Following on from that, of course, is the whole issue of emergent probability. One thing leads, inexorably, to another, but only one other thing follows. There is a system of cause and effect, but a given cause can create a whole manifold of effects, but only one is selected by the process of resolution, whether that be firing a cannon or rolling some dice. This seems to me to imply that there is an irreducible narrative to a wargame. Cause and effect is writ big, but we like our effects to be proportionate to the causes, even if real life does not quite work like that.
A final, fairly stubborn question is the one that is often at the back of my mind as I write these posts: what are we doing when we are wargaming? I imagine that I have written enough over the last few years to prove the point that wargaming is a complex cultural phenomenon and, thus, there is no single or simple answer to that question. Nevertheless, I do think (of course!) that it is a question worth asking.
One answer is that we are simply taking part in a pleasurable hobby, a bit of light escapism which just happens to have some sort of historically conditioned basis.
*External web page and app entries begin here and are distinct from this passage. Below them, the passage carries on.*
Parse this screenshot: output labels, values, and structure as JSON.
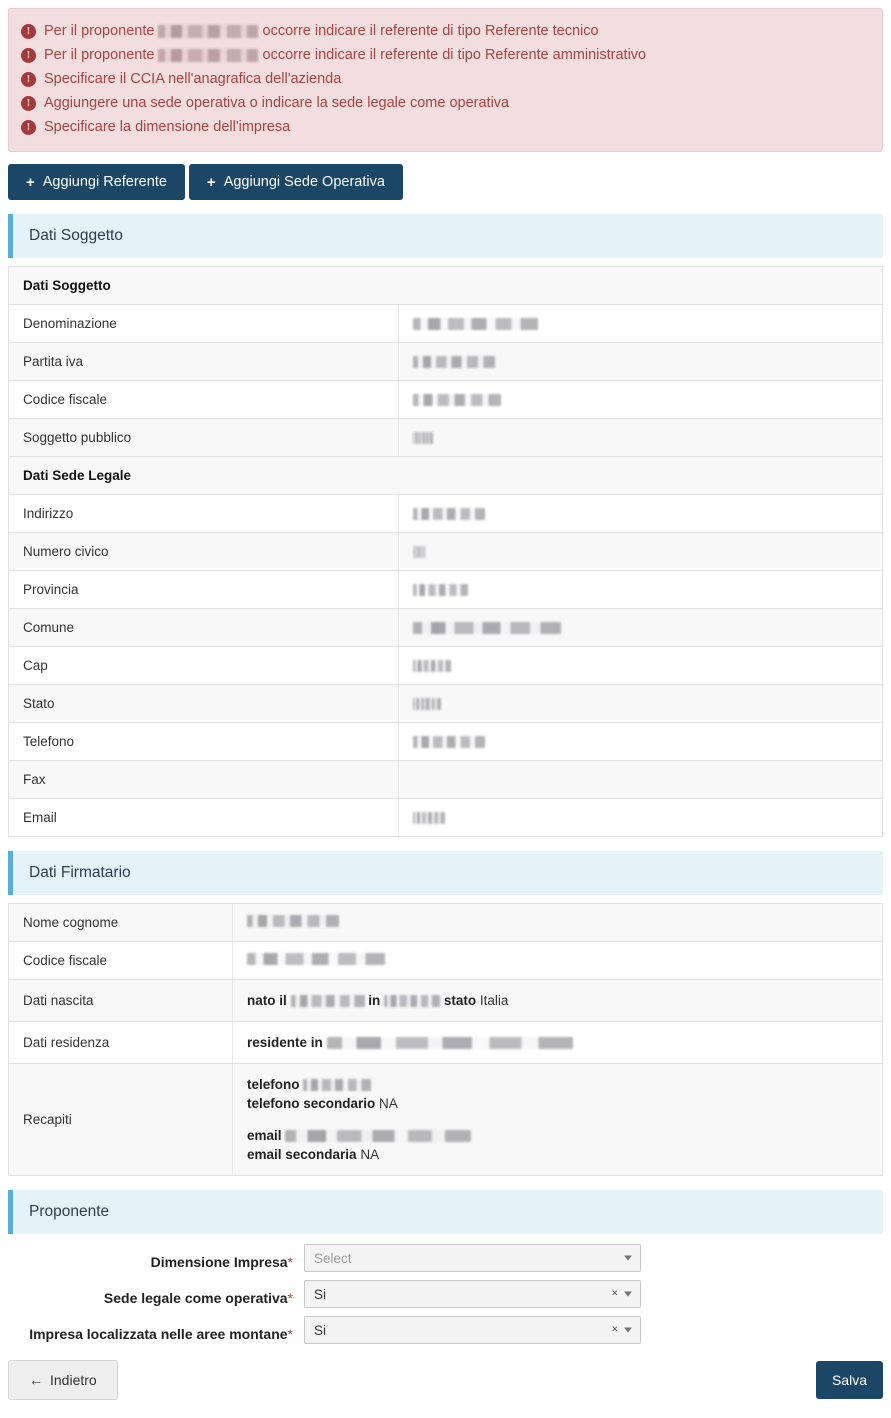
{
  "colors": {
    "alert_bg": "#f2dede",
    "alert_border": "#ebccd1",
    "alert_text": "#a94442",
    "section_bg": "#e4f2f9",
    "section_accent": "#5bacd6",
    "button_dark": "#1b4665",
    "required_star": "#c0392b"
  },
  "alerts": {
    "items": [
      {
        "icon": "exclamation-circle-icon",
        "before": "Per il proponente",
        "redacted": true,
        "after": "occorre indicare il referente di tipo Referente tecnico"
      },
      {
        "icon": "exclamation-circle-icon",
        "before": "Per il proponente",
        "redacted": true,
        "after": "occorre indicare il referente di tipo Referente amministrativo"
      },
      {
        "icon": "exclamation-circle-icon",
        "before": "Specificare il CCIA nell'anagrafica dell'azienda",
        "redacted": false,
        "after": ""
      },
      {
        "icon": "exclamation-circle-icon",
        "before": "Aggiungere una sede operativa o indicare la sede legale come operativa",
        "redacted": false,
        "after": ""
      },
      {
        "icon": "exclamation-circle-icon",
        "before": "Specificare la dimensione dell'impresa",
        "redacted": false,
        "after": ""
      }
    ]
  },
  "toolbar": {
    "plus_glyph": "+",
    "add_referente_label": "Aggiungi Referente",
    "add_sede_operativa_label": "Aggiungi Sede Operativa"
  },
  "sections": {
    "dati_soggetto": {
      "title": "Dati Soggetto"
    },
    "dati_firmatario": {
      "title": "Dati Firmatario"
    },
    "proponente": {
      "title": "Proponente"
    }
  },
  "soggetto_table": {
    "groups": [
      {
        "heading": "Dati Soggetto",
        "rows": [
          {
            "label": "Denominazione",
            "value": "",
            "redacted": true,
            "redact_width": 125
          },
          {
            "label": "Partita iva",
            "value": "",
            "redacted": true,
            "redact_width": 82
          },
          {
            "label": "Codice fiscale",
            "value": "",
            "redacted": true,
            "redact_width": 88
          },
          {
            "label": "Soggetto pubblico",
            "value": "",
            "redacted": true,
            "redact_width": 20
          }
        ]
      },
      {
        "heading": "Dati Sede Legale",
        "rows": [
          {
            "label": "Indirizzo",
            "value": "",
            "redacted": true,
            "redact_width": 72
          },
          {
            "label": "Numero civico",
            "value": "",
            "redacted": true,
            "redact_width": 12
          },
          {
            "label": "Provincia",
            "value": "",
            "redacted": true,
            "redact_width": 55
          },
          {
            "label": "Comune",
            "value": "",
            "redacted": true,
            "redact_width": 148
          },
          {
            "label": "Cap",
            "value": "",
            "redacted": true,
            "redact_width": 38
          },
          {
            "label": "Stato",
            "value": "",
            "redacted": true,
            "redact_width": 28
          },
          {
            "label": "Telefono",
            "value": "",
            "redacted": true,
            "redact_width": 72
          },
          {
            "label": "Fax",
            "value": "",
            "redacted": false,
            "redact_width": 0
          },
          {
            "label": "Email",
            "value": "",
            "redacted": true,
            "redact_width": 32
          }
        ]
      }
    ]
  },
  "firmatario_table": {
    "rows": [
      {
        "label": "Nome cognome",
        "kind": "redacted",
        "redact_width": 92
      },
      {
        "label": "Codice fiscale",
        "kind": "redacted",
        "redact_width": 138
      },
      {
        "label": "Dati nascita",
        "kind": "kv-inline",
        "parts": [
          {
            "bold": "nato il",
            "redact_width": 74
          },
          {
            "bold": "in",
            "redact_width": 56
          },
          {
            "bold": "stato",
            "text": "Italia"
          }
        ]
      },
      {
        "label": "Dati residenza",
        "kind": "kv-inline",
        "parts": [
          {
            "bold": "residente in",
            "redact_width": 246
          }
        ]
      },
      {
        "label": "Recapiti",
        "kind": "recapiti",
        "lines": [
          {
            "bold": "telefono",
            "redact_width": 68
          },
          {
            "bold": "telefono secondario",
            "text": "NA"
          },
          {
            "spacer": true
          },
          {
            "bold": "email",
            "redact_width": 186
          },
          {
            "bold": "email secondaria",
            "text": "NA"
          }
        ]
      }
    ]
  },
  "proponente_form": {
    "fields": [
      {
        "label": "Dimensione Impresa",
        "required": true,
        "value": "",
        "placeholder": "Select",
        "clearable": false
      },
      {
        "label": "Sede legale come operativa",
        "required": true,
        "value": "Si",
        "placeholder": "Select",
        "clearable": true
      },
      {
        "label": "Impresa localizzata nelle aree montane",
        "required": true,
        "value": "Si",
        "placeholder": "Select",
        "clearable": true
      }
    ],
    "clear_glyph": "×",
    "required_glyph": "*"
  },
  "footer": {
    "back_label": "Indietro",
    "back_arrow": "←",
    "save_label": "Salva"
  }
}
Another is that we are some sort of amateur historians, attempting to recreate in our imaginations an event from the past, so it becomes intelligible and we can thus have an attempt at obtaining a deeper understanding of it. In the latter case we are, possibly, approaching what a professional historian might be doing when they settle down to write about their research.
Again, the escapism – recreation axis is a continuous one, and we may not actually stay in any one place on it. But it does seem to be a question about wargaming that will not go away, from my mind at least.